A tired clich? from securities salespeople is to dismiss index annuities by saying you cannot get a competitive return with an index annuity because you do not get the benefit of reinvested dividends and you don’t share in 100 percent of the index movement. Unfortunately, all this shows is a lack of understanding of how most index annuities work and where they are designed to fit.
The first problem with this argument is that sometimes the stock market goes down and the non-index annuity client also shares 100 percent in these losses. For example, if the index was down 9 percent the following year the investor would have lost all of the market gains, but the typical index annuity owner would still have 4.2 percent AND the typical index annuity would have reset the index calculation point for new gains.
For the 10-year period ending in December 2007 the S&P 500 produced an annualized return, with dividends reinvested, of 5.9 percent.
If you look at the actual returns of annual reset index annuities with published renewal histories, you find the annualized return for these index annuities bought at the end of 1997 for the ten years ending in December 2007 averaged 5.2 percent. These index annuities effectively gave 88 percent of the index fund return that included reinvested dividends.
The S&P 500 without dividends — which is what index annuities look at — returned 4.2 percent a year. The average annuity participation in some years was less than 50 percent of index gain and yet the index annuity annualized return had effective overall participation for the ten year period of 123 percent.
How is this possible?

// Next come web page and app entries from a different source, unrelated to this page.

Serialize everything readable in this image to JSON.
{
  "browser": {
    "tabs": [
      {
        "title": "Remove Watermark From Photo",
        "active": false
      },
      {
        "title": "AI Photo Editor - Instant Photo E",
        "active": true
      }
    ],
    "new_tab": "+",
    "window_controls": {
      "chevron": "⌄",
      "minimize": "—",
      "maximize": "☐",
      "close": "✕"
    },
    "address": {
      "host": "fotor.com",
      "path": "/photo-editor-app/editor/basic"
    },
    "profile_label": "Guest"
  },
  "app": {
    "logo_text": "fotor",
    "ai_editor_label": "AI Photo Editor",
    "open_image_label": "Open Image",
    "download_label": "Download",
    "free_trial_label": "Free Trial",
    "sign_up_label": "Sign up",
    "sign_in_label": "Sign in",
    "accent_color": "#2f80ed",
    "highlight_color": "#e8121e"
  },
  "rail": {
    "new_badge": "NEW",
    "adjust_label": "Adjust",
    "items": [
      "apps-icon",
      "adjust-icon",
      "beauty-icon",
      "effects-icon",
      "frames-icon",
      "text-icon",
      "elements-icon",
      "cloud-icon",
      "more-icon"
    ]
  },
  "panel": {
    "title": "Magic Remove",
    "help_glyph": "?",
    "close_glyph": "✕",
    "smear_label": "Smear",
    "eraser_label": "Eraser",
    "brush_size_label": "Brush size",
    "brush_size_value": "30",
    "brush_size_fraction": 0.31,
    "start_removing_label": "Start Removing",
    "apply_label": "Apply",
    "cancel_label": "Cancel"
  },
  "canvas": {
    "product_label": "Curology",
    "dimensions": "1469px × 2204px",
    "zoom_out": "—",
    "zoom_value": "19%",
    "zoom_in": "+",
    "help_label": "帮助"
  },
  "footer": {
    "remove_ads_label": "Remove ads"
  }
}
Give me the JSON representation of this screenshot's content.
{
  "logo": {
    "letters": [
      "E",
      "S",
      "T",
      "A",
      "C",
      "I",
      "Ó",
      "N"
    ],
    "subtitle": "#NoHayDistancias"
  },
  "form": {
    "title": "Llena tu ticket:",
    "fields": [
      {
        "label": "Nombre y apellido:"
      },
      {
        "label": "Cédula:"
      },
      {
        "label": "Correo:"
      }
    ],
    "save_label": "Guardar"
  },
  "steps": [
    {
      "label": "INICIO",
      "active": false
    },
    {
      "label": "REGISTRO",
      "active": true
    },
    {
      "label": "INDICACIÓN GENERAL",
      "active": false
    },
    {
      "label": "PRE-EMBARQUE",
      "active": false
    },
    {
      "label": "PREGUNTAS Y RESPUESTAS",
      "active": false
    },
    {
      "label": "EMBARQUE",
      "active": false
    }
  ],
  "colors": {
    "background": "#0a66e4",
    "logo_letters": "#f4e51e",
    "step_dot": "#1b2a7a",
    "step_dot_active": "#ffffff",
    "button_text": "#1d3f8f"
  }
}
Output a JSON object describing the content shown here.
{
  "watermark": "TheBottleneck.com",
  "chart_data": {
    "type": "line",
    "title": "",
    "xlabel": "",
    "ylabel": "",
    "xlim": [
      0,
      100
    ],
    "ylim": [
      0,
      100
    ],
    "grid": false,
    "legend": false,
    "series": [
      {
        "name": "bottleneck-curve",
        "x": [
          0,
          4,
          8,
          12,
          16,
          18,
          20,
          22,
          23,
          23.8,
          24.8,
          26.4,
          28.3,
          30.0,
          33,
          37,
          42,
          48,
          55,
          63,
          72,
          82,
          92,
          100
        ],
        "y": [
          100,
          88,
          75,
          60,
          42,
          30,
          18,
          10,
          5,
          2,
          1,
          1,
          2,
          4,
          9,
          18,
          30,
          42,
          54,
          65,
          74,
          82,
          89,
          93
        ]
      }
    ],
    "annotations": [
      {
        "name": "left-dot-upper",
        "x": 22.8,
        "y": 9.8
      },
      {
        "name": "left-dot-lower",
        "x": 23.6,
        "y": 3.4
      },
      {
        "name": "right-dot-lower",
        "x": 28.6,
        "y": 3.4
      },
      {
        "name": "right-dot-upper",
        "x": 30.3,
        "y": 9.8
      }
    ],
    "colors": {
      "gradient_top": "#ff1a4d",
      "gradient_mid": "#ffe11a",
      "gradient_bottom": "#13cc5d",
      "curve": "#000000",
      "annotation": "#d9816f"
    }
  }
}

Because during the three-year, millennium bear market when the S&P 500 dropped by half, these index annuity owners kept their credited interest and bided their time until the bull market returned.
These were annuities that calculated and credited interest each year. There were also three annuities marketed at the end of 1997 that did not credit interest until the end of the 10-year term and these term end-point annuities yielded 3.2 percent to 4.2 percent a year.
The reality is 99 percent of index annuities purchased lock-in interest annually or biennially and reset the calculation point to potentially benefit from bad times.
But it is also wrong for annuity folks to use examples such as these and say “You’ll get 88 percent of what an index fund does with an index annuity.” Instead of 10-year results I could have used the reported index annuity returns for the 5-year period ending last year where index annuity participation was only 38 percent of the annualized return of S&P 500 index funds for the same period.
Just as a securities salesperson shouldn’t compare the returns of a savings account with a stock, they shouldn’t compare an index annuity with a mutual fund, and neither should annuity producers.
Don’t miss Jack Marrion at Senior Market Advisor Expo, Aug. 20-22. Visit www.seniormarketexpo.com for more information.